Trading action in the Far East and the early going in London this Wednesday morning was a yawner by comparison to Tuesday… but all that changed shortly before 10:00 a.m. London time, as both metals spiked up a bit.  As I write this, Hong Kong is still open for another hour… and the London a.m. gold fix at the Hong Kong close [10:30 a.m. in London… 5:30 a.m. Eastern time] could be a little more exiting than usual, as well.

Here's silver's chart from yesterday… with the "Golden Cross" that Ted Butler spoke of… standing out like a sore thumb.  The only question to be asked here is whether the tech funds will come pouring in… or does JPMorgan have something else in mind?  It's entirely possible that we might see that $5 or $10 rise in silver price that Ted spoke of in one of his interviews a few weeks back.  We'll see.

Note how gold's 50-day moving average was just touched on this graph.  This sort of activity [along with silver's above] did not happen by accident.  It was totally premeditated.  Based on that, one wonders what other premeditated moves are in store for us in the days and weeks ahead?

Things are not looking great out there, dear reader.  We are very close to a complete collapse of just about everything.  As I've mentioned many times in my closing commentaries over the years… there are only three ways out of this: 1] a complete deflationary collapse; 2] a hyperinflationary depression; 3] a re-pricing of the world's gold reserves to allow the world's central banks to bring the asset side of their respective balance sheets back into line with their liabilities.  Whatever happens, we're well down the road to one of these outcomes right now.

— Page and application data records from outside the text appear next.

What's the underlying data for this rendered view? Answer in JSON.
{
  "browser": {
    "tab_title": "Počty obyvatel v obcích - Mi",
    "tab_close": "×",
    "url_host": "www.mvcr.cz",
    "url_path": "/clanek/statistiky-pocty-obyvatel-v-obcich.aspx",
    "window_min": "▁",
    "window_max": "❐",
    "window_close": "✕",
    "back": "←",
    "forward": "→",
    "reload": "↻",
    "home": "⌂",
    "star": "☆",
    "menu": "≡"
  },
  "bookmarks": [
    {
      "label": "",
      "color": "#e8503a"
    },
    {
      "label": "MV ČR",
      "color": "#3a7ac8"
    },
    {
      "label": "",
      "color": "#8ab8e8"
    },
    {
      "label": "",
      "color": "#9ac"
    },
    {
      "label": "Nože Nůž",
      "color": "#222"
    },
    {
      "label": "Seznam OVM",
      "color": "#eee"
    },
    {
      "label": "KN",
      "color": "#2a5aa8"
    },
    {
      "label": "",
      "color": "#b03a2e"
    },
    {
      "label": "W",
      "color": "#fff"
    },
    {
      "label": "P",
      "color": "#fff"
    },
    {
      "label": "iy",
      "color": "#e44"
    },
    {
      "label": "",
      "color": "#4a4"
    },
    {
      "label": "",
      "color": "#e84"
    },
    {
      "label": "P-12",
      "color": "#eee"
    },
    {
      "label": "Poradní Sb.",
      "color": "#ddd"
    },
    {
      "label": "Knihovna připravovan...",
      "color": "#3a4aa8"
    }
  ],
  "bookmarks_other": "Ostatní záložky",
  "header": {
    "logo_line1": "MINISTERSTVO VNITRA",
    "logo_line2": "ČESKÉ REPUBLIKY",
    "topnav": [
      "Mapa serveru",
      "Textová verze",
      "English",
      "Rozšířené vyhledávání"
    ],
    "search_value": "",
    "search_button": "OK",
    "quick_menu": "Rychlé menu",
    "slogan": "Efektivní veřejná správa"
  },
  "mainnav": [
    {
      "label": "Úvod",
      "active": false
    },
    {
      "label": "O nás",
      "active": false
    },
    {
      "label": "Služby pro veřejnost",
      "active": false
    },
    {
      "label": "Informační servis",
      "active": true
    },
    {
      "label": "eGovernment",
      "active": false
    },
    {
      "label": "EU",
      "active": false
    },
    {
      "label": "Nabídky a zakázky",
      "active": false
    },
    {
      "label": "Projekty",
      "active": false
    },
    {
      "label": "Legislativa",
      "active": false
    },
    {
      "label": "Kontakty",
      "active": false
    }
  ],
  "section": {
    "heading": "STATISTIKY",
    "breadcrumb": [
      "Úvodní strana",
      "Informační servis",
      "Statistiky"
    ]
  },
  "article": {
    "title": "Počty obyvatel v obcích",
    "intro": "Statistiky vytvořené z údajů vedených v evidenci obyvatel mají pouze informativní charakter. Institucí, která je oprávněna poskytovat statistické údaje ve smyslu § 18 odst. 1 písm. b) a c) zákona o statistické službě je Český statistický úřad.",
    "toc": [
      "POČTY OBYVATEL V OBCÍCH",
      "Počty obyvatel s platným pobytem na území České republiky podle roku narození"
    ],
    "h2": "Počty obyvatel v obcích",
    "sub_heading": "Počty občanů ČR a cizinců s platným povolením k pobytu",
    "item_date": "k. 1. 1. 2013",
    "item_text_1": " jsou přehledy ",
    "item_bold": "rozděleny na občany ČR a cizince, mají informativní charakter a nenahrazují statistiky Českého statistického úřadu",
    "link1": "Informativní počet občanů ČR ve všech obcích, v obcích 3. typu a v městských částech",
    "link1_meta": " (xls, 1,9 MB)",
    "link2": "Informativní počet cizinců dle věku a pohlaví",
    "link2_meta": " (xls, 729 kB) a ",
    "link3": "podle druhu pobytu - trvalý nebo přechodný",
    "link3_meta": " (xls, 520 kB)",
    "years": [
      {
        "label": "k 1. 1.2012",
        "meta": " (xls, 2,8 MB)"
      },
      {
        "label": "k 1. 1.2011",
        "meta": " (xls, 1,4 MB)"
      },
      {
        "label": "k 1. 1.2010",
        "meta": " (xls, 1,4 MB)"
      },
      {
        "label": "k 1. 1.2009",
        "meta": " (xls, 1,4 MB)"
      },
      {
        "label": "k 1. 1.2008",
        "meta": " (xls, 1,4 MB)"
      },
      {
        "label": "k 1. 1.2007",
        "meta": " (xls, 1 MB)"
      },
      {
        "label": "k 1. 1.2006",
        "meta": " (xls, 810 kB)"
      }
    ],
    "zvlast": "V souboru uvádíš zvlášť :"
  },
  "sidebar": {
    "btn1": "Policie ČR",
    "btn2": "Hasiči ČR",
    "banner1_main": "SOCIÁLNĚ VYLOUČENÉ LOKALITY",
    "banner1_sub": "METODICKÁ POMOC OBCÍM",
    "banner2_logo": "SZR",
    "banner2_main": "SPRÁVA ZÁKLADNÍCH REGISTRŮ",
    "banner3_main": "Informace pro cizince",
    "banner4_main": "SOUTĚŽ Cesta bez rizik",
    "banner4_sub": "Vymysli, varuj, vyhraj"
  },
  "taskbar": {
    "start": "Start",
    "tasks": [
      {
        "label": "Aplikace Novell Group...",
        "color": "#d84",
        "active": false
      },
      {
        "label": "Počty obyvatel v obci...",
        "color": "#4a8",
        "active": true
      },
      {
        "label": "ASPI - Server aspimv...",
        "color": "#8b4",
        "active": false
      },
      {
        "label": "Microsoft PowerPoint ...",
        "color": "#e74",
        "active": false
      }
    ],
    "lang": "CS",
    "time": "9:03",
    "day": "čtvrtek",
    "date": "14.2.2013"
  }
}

With that flurry in London just a while ago… it could turn into another exciting trading day in New York.  I'm still "all in"… and happy that I am.

I hope your Wednesday goes well… and I'll see you on Thursday.